042602RainbowOverHighwayMP.jpg
Copyright
Marc Piscotty
Image Size
2800x1837 / 2.2MB
Contained in galleries
Marc Piscotty Gallery Print Collection, 5280 Summer Adventure

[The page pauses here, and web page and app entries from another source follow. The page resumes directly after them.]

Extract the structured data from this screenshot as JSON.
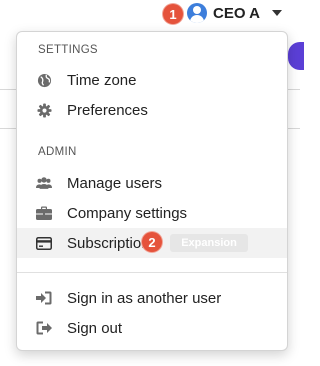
{
  "header": {
    "user_name": "CEO A",
    "step_badge": "1"
  },
  "menu": {
    "settings_label": "SETTINGS",
    "settings_items": [
      {
        "label": "Time zone",
        "icon": "globe-icon"
      },
      {
        "label": "Preferences",
        "icon": "gear-icon"
      }
    ],
    "admin_label": "ADMIN",
    "admin_items": [
      {
        "label": "Manage users",
        "icon": "users-icon"
      },
      {
        "label": "Company settings",
        "icon": "briefcase-icon"
      },
      {
        "label": "Subscription",
        "icon": "credit-card-icon"
      }
    ],
    "subscription_step_badge": "2",
    "subscription_plan_pill": "Expansion",
    "account_items": [
      {
        "label": "Sign in as another user",
        "icon": "sign-in-icon"
      },
      {
        "label": "Sign out",
        "icon": "sign-out-icon"
      }
    ]
  },
  "colors": {
    "badge": "#e5533c",
    "avatar": "#3d7edb",
    "icon_gray": "#6b6b6b",
    "highlight": "#f2f2f2"
  }
}
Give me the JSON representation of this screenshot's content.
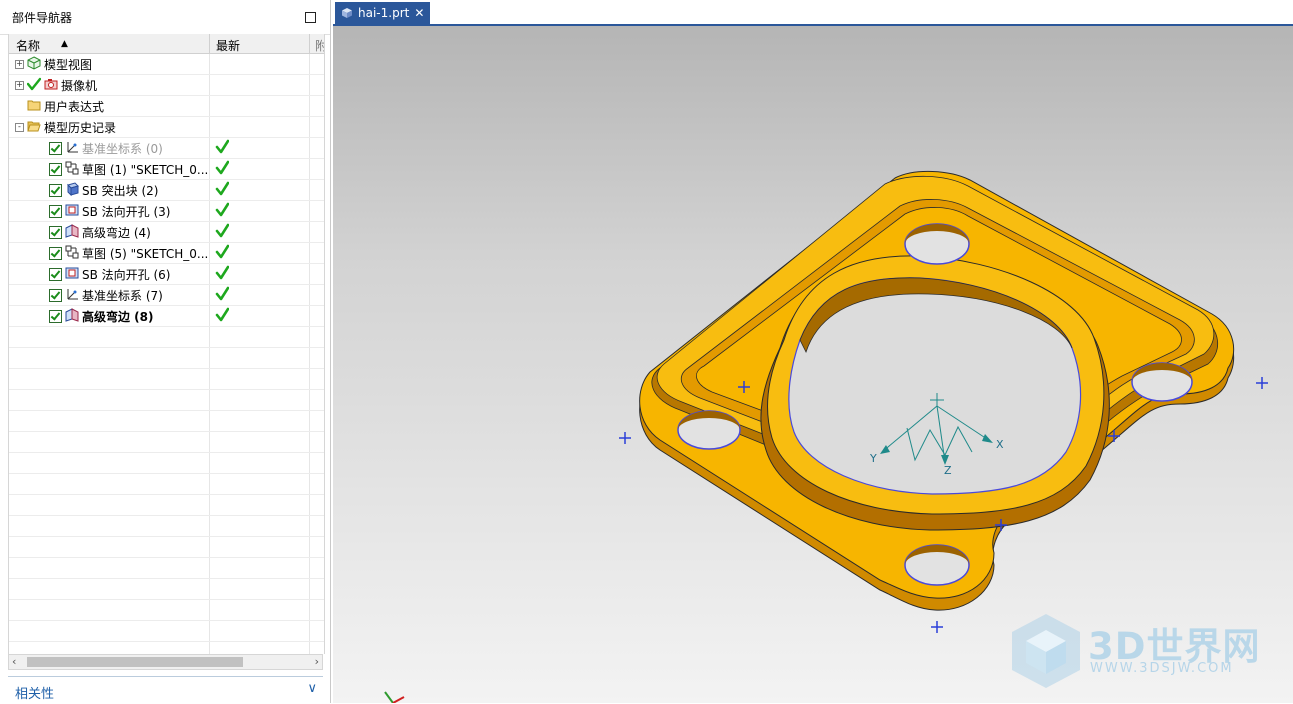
{
  "navigator": {
    "title": "部件导航器",
    "columns": {
      "name": "名称",
      "latest": "最新",
      "extra": "附"
    },
    "tree": [
      {
        "label": "模型视图",
        "level": 0,
        "expander": "+",
        "icon": "model-views-icon",
        "checkbox": false,
        "latest": false,
        "style": "normal"
      },
      {
        "label": "摄像机",
        "level": 0,
        "expander": "+",
        "icon": "camera-icon",
        "checkbox": false,
        "latest": false,
        "style": "normal"
      },
      {
        "label": "用户表达式",
        "level": 0,
        "expander": "",
        "icon": "folder-icon",
        "checkbox": false,
        "latest": false,
        "style": "normal"
      },
      {
        "label": "模型历史记录",
        "level": 0,
        "expander": "-",
        "icon": "folder-open-icon",
        "checkbox": false,
        "latest": false,
        "style": "normal"
      },
      {
        "label": "基准坐标系 (0)",
        "level": 1,
        "expander": "",
        "icon": "datum-csys-icon",
        "checkbox": true,
        "latest": true,
        "style": "gray"
      },
      {
        "label": "草图 (1) \"SKETCH_0...",
        "level": 1,
        "expander": "",
        "icon": "sketch-icon",
        "checkbox": true,
        "latest": true,
        "style": "normal"
      },
      {
        "label": "SB 突出块 (2)",
        "level": 1,
        "expander": "",
        "icon": "tab-feature-icon",
        "checkbox": true,
        "latest": true,
        "style": "normal"
      },
      {
        "label": "SB 法向开孔 (3)",
        "level": 1,
        "expander": "",
        "icon": "normal-cutout-icon",
        "checkbox": true,
        "latest": true,
        "style": "normal"
      },
      {
        "label": "高级弯边 (4)",
        "level": 1,
        "expander": "",
        "icon": "advanced-flange-icon",
        "checkbox": true,
        "latest": true,
        "style": "normal"
      },
      {
        "label": "草图 (5) \"SKETCH_0...",
        "level": 1,
        "expander": "",
        "icon": "sketch-icon",
        "checkbox": true,
        "latest": true,
        "style": "normal"
      },
      {
        "label": "SB 法向开孔 (6)",
        "level": 1,
        "expander": "",
        "icon": "normal-cutout-icon",
        "checkbox": true,
        "latest": true,
        "style": "normal"
      },
      {
        "label": "基准坐标系 (7)",
        "level": 1,
        "expander": "",
        "icon": "datum-csys-icon",
        "checkbox": true,
        "latest": true,
        "style": "normal"
      },
      {
        "label": "高级弯边 (8)",
        "level": 1,
        "expander": "",
        "icon": "advanced-flange-icon",
        "checkbox": true,
        "latest": true,
        "style": "bold"
      }
    ],
    "related": "相关性"
  },
  "document_tab": {
    "label": "hai-1.prt",
    "close": "✕"
  },
  "viewport": {
    "axis_labels": {
      "x": "X",
      "y": "Y",
      "z": "Z"
    },
    "part_color": "#f7b500",
    "edge_color": "#4a4adb"
  },
  "watermark": {
    "brand": "3D世界网",
    "url": "WWW.3DSJW.COM"
  }
}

(DENVER, Co., SHOT 4/26/2002).A rainbow arches over a lonely highway as storm clouds make for a dramatic backdrop in Colorado late one afternoon after a storm. Rainbows are optical and meteorological phenomena that cause a spectrum of light to appear in the sky when the Sun shines onto droplets of moisture in the Earth's atmosphere. They take the form of a multicoloured arc, with red on the outer part of the arch and violet on the inner section of the arch. More rarely, a secondary rainbow is seen, which is a second, fainter arc, outside the primary arc, with colours in the opposite order, that is, with violet on the outside and red on the inside. A rainbow spans a continuous spectrum of colours. Traditionally, however, the sequence is quantised. The most commonly cited and remembered sequence, in English, is Newton's sevenfold red, orange, yellow, green, blue, indigo and violet. "Roy G. Biv" and "Richard Of York Gave Battle In Vain" are popular mnemonics. Rainbows can be caused by other forms of water than rain, including mist, spray, dew, fog, and ice. Moreover, rainbows can have shapes other than a bow (arc), including stripes, circles, or even flames. .(Photo by MARC PISCOTTY / ©2002)